Steven Gary Blank, The Four Steps to the Epiphany: Successful Strategies for Startups That Win
By Phil White, Words Guy
One of the reasons that many small companies get things done without a bloated staff is that their people are busy doing, not talking. Now, that’s not to say that it’s unnecessary to confer with colleagues, to plan, to strategize. But I would wager that 75 percent of business meetings are either unnecessary, unproductive or both.
At Access, more than 80 percent of employees work remotely, which is one of the reasons the company avoids a meet-about-the-meeting-about-the-meeting practice that slows down some companies where most staffers are at a single location. I truly believe that having a bunch of conference rooms challenges people to fill them, almost as if workers worry that the meeting spaces will get lonely if they get five minutes to themselves. There’s also, I think, a misplaced fear of not looking “busy” enough, particularly for mid-level management – you know, the people whose job it is to assign projects but not do them.
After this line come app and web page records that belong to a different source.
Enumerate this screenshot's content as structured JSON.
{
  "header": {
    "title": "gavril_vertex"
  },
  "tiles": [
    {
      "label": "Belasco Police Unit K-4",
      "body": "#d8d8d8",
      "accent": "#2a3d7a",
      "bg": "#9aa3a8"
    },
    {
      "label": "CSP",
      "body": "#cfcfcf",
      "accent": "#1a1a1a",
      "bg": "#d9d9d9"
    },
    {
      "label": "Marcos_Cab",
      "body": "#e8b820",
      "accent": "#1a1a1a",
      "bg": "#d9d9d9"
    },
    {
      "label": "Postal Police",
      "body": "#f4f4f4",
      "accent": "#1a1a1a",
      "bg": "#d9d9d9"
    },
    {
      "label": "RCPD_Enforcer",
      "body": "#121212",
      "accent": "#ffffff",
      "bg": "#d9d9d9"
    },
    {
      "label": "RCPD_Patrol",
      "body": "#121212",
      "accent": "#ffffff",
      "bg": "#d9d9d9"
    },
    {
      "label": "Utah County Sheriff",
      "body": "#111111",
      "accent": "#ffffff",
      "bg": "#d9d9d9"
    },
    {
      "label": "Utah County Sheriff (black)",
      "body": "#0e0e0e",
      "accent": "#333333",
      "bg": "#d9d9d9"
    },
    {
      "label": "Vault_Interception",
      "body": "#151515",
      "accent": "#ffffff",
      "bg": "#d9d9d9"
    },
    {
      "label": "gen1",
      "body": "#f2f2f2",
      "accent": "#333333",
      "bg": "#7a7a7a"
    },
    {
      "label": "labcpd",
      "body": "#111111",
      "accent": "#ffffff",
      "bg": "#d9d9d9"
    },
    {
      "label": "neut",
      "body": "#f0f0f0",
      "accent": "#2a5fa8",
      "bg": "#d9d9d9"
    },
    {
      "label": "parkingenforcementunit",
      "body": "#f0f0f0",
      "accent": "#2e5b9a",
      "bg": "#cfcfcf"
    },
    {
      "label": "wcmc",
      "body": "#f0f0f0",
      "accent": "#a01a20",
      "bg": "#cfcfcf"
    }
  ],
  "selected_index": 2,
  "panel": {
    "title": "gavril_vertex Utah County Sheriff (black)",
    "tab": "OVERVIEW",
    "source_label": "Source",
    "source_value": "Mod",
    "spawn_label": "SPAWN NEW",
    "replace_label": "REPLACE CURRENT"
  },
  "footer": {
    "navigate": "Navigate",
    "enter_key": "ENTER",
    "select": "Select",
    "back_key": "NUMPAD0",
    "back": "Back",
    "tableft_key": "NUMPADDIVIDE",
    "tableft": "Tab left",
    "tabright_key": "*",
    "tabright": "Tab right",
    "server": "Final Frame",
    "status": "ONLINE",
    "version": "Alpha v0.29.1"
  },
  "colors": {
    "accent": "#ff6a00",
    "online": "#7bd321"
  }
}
They worry that if they’re not pulling 11 others into a room to waffle for an hour about e-mail subject line best practices, the “audience” for an upcoming case study or what color the T-shirts should be for an upcoming tradeshow (but Steve, I like Galway green!) that they’ll be seen as a failure, as both an employee and a human being. To quote the Grinch, ““Wrong-o””
To avoid such time-wasting silliness, here are some questions to answer before you send a meeting invite to your unsuspecting colleagues:
1) Can you just send an e-mail?
If you can get the required info through an e-mail or instant messenger chat, skip the meeting.
2) Does your meeting have a defined purpose and if so, what is it?
If you don’t know why you’re meeting, chances are the other invitees won’t either. Know what you need to know, and how to get it.
3) Is the meeting a good use of time?
There are enough distractions during the typical work day. Is your meeting truly needed, or is it just another one?
OK, so you do need to schedule a meeting. Here are some tips to make it effective:
A) Who are your People?
Big meetings are hard to manage and wanting to impress the e-team with your rhetorical flourishes or “feeling bad” about leaving out someone on the team are not good reasons for sending unnecessary invites. Keep the invitee list to those people who absolutely must be present
B) Preparation and Planning Prevent Poor Performance
Let people know in advance what the meeting agenda is, and what you expect from each person.
C) Stick to the Agenda
Meetings have a nasty habit of meandering, particularly on a Friday afternoon. So try to keep yourself and others on topic so you can wrap things up in 30 minutes or less, if possible.
D) Close with Clear Next Steps
Once you’ve got through the agenda items, people need to know what’s next. So identify action items and who’s responsible for each one before you close the meeting.